I retweet the same evergreen content every couple weeks. It works fine. Good content is good content, though I always try to add some new stuff in as well. In terms of volume, start with 5-7 posts per day and then monitor your results. Try going up to 9-10 for a couple weeks and measure what the impact is on your results.
1X-a-Day, 2X-a-Month of Facebook
Treat Facebook like a blog–sort of. After a couple weeks, you can reblog good evergreen content. With real blogs, you need to at least wait between 12-18 months between rebloggings; however, never post each piece of content to your Facebook page more than once-a-day–and also try to keep the general volume of content you share down to three-five times per day if you have more than 10,000 followers; however, if you have fewer, posting once-twice per day is a good rule of thumb to follow.
Only 1X on Instagram (Make it Purty)

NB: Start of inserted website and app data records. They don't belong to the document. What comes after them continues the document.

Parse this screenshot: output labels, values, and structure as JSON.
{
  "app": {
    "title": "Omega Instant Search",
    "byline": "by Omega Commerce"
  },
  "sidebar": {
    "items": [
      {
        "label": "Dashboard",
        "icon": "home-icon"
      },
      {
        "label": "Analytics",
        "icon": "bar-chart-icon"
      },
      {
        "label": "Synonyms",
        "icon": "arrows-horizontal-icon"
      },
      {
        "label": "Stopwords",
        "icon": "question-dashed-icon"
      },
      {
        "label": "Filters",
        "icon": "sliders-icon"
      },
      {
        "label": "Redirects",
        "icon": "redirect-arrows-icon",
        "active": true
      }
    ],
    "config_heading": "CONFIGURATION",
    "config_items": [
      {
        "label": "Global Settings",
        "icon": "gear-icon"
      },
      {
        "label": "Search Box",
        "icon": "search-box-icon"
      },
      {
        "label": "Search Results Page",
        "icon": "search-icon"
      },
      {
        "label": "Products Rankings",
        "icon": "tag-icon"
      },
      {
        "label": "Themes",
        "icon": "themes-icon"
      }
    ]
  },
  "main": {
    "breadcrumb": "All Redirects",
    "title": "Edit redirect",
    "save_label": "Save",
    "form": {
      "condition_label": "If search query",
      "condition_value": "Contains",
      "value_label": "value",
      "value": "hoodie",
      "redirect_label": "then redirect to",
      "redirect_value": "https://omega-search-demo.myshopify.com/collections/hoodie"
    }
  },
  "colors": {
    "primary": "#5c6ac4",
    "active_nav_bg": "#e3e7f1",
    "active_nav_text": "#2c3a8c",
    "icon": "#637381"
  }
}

While Twitter is a river and Facebook is a blog, Instagram–as I’ve said before–is a gallery. Treat each Instagram post with the heart and eye of an artist and not just that of a war photographer. Just getting the shot isn’t enough, you need to consider the entire “alumn”–the entire “show.” Consider each hashtag and write a proper post. Your success will begin with your image, graphic, or photo, but once you hook ’em, you need to convert them.
Unlike Facebook or Twitter, Instagram is very unfriendly towards hyperlinks. The only hyperlink one is allowed is associated with the actual profile/account. So, if you’re going to use an inline URL, it won’t be clickable, so you’ll either need to activate the post using Instagram’s advertising tools; or, you need to make sure the URL is simple and easy enough to remember (because select, copy, and paste isn’t always possible, especially via mobile).
So, if you can come up with an easy-to-remember domain name for the campaign in lieu of your more complicated Abraham.su/heres/theurl/tothepage–nobody can remember that. If you don’t have the mad skills to alias a domain such as AbrahamPage.com you can always create a Bitly custom bitly alias that looks more like this: bit.ly/AbrahamPage.
So Long and Thanks for All the Fish
This is the last Tuesday post for a while. I am going to take a break. I will surely be submitting content to Biznology as the Muse inspires but things are getting busy and I will need to focus on other things for a while. I have been writing religiously for Biznology Blog since January 2011–well over 7 years! It’s time to take a break. I’ve really enjoyed sharing all my fish with you, though thank you for all the fish! This has been so much fun and has driven me hard to come up with 373 blog posts, including this one!
Feel free to own the yacht but hire a crew if you’re not yet seaworthy. If you get my drift and want to adopt the yachting lifestyle yourself but either don’t have the mad sailing skills yourself, don’t yet possess a world-class crew, or don’t know yet where to go, then you should give me a call, reach out me by email, or even schedule a call with me— so I can help you pilot your vessel now, in the tranquil blue-green shallows of the Caribbean, as well as in the roughest seas and into—as well as out of—the storm.
A pioneer in online social networks and publishing, with a natural facility for anticipating the next big thing, Chris is an Internet analyst, web strategy consultant and advisor to the industries’ leading firms. He specializes in Web 2.0 technologies, including content syndication; organize search engine optimization (SEO), online reputation management (ORM), content marketing, online collaboration, blogging, and consumer generated media.